Because, when you know all that, you'll know when the right deal comes along, and you can pounce.

Right now, though, I am skeptical it is the right time.  Maybe this bubble will continue to inflate for some time now.  Maybe my home will shoot up to a million dollars in value.  Maybe, but I doubt it.  I think a lot of the panic buying going on right now, due to the pandemic, may taper off just as quickly.  We saw this in 1989, we saw this in 2009.  It went from Bull market to Bear market in a matter of months.  Houses and condos that were sold for over-asking with escalation clauses one month, were languishing on the market the next - with many contracts being cancelled.

We also had two investment condos in Pompano Beach, which brings us to another point - knowing when to get out.   We saw the bubble really froth there - far moreso than even in Northern Virginia.  When we started getting unsolicited offers for the condos for twice what we paid for them two years earlier we sold out.  Ditto for our home in Virginia, which was sold to a developer who drove a bulldozer through it (again, land worth more than the building!).

Right now, we are seeing the same kind of froth right here on the island.  Nothing on the market, houses selling for over-asking in a matter of days or hours, people moving in and spending almost half what they paid for the place (sometimes more!) gutting and remodeling the homes.  New condos here are selling for a half-million each.  It makes the homes seem cheap in comparison.  It could be that someone comes knocking at our door with a wheelbarrow full of money - and we know what to do when that happens, right?

Good time to sell, crappy time to buy.  I am not sure what the market is like where our reader lives, but that is the point - he is the "boots on the ground" there and knows, or should know, the market where he lives and wants to invest.

But nationwide, the general trend is toward high prices and shortage of homes. It doesn't strike me as a good time to buy investment real estate, if you get into a bidding war with other investors.   You want to buy when you are the only guy looking.
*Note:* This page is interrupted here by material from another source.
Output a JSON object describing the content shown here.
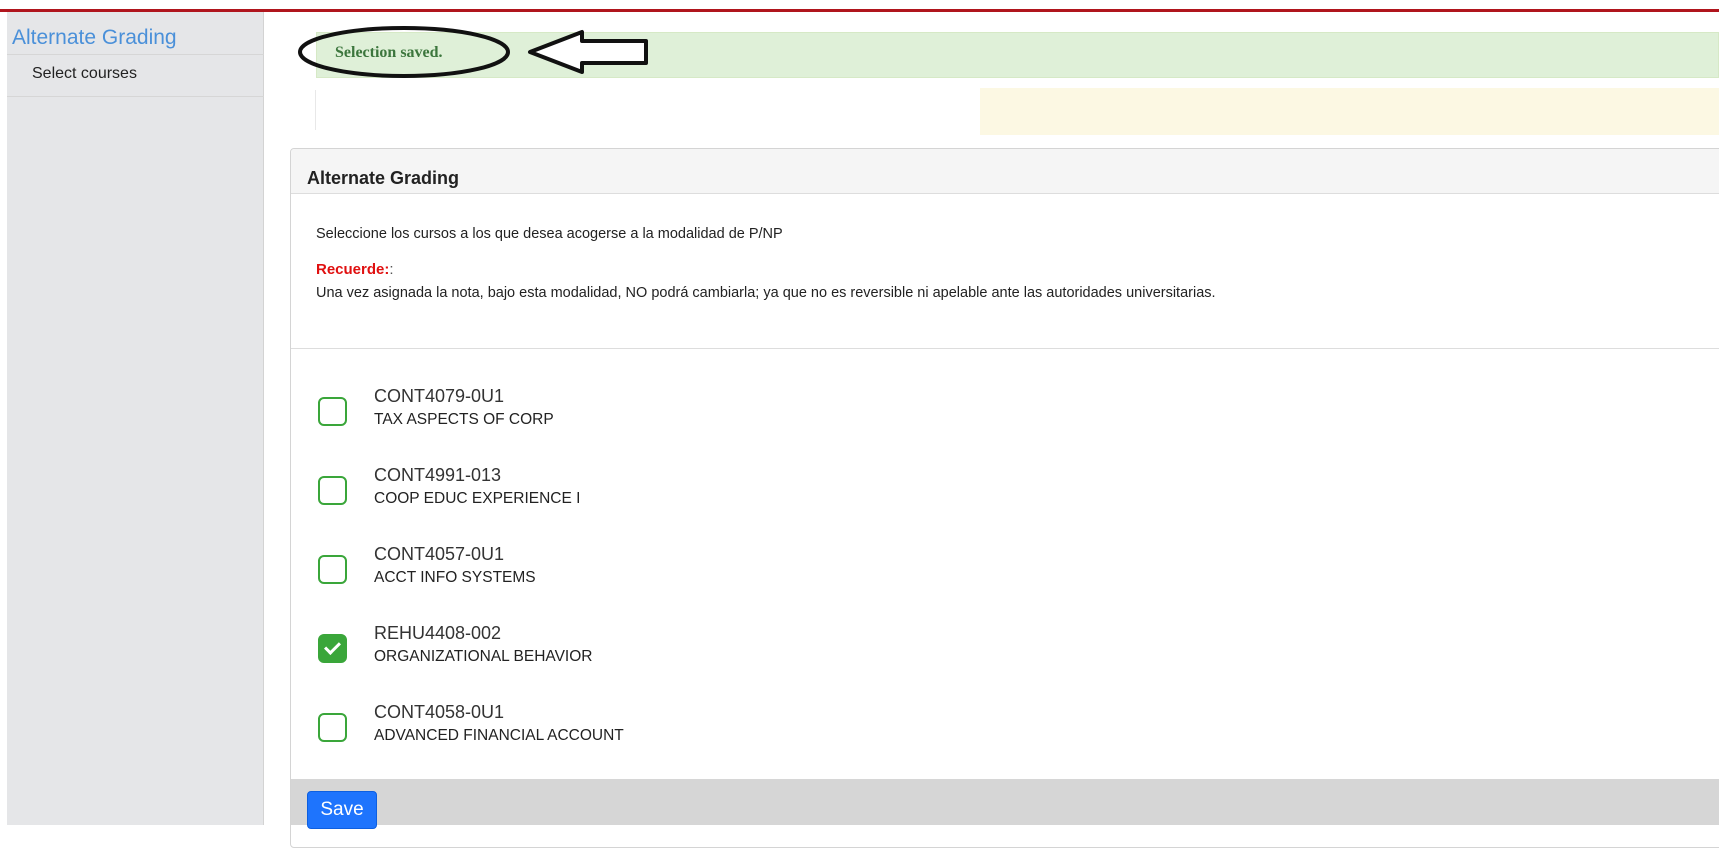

And this idea of over-mortgaging a property and taking out cash as "profit" is utter bullshit in case I am not being clear.  Borrowed money is NEVER, EVER profit, but a loan that has to be paid back.  As a result, I have to say the third "R" in "BRRR" is utter nonsense and a con-job and you should stay away from people who promote the idea that loan is profit.  It never is, never was, and never will be.  If you want to profit from a property, either have a positive cash-flow, or cash-out by selling it.  Borrowing against it is just increasing your debt load and decreasing your net worth, not "profiting" at all.

So, what's my "system?"

L - Learn the law and tax code.  You need to understand how deductions work, particularly the depreciation deduction, to understand if you are really making money on a property.

B - Boots on the ground.  Know the property values and rental rates in your area, the neighborhoods, which are going up and going out and the overall market in your area in general.

C - Connections.  Make friends and connections with real estate agents, bankers, mortgage brokers, and others in the business.  They can provide you leads, lend you money, and make deals happen (they get paid when deals happen, too!).

D - Do the Math.  Add up the costs of ownership and the potential rental income. Figure in one month's vacancy a year, as a contingency.  If you have a positive cash-flow, good.  If not, walk away.

S - Skills.  Know how to sheetrock a wall, paint a room, wire an outlet, and do other mundane repairs.  Otherwise, you'll lose your shirt.

W - Wait for the right deal to come along.  Buying during a bubble is hard to do.  Wait for the crash.  There always is one.  If not, well, maybe investing in real estate isn't a good idea.  You don't have to invest in every damn thing that comes down the pike.

S - Sell out when the market goes berserk again.  Property isn't forever, and when the market bubbles, it is time to get out.

But hey, LBCDSWS - that doesn't spell anything catchy, right?  Life isn't about catchy slogans or acronyms!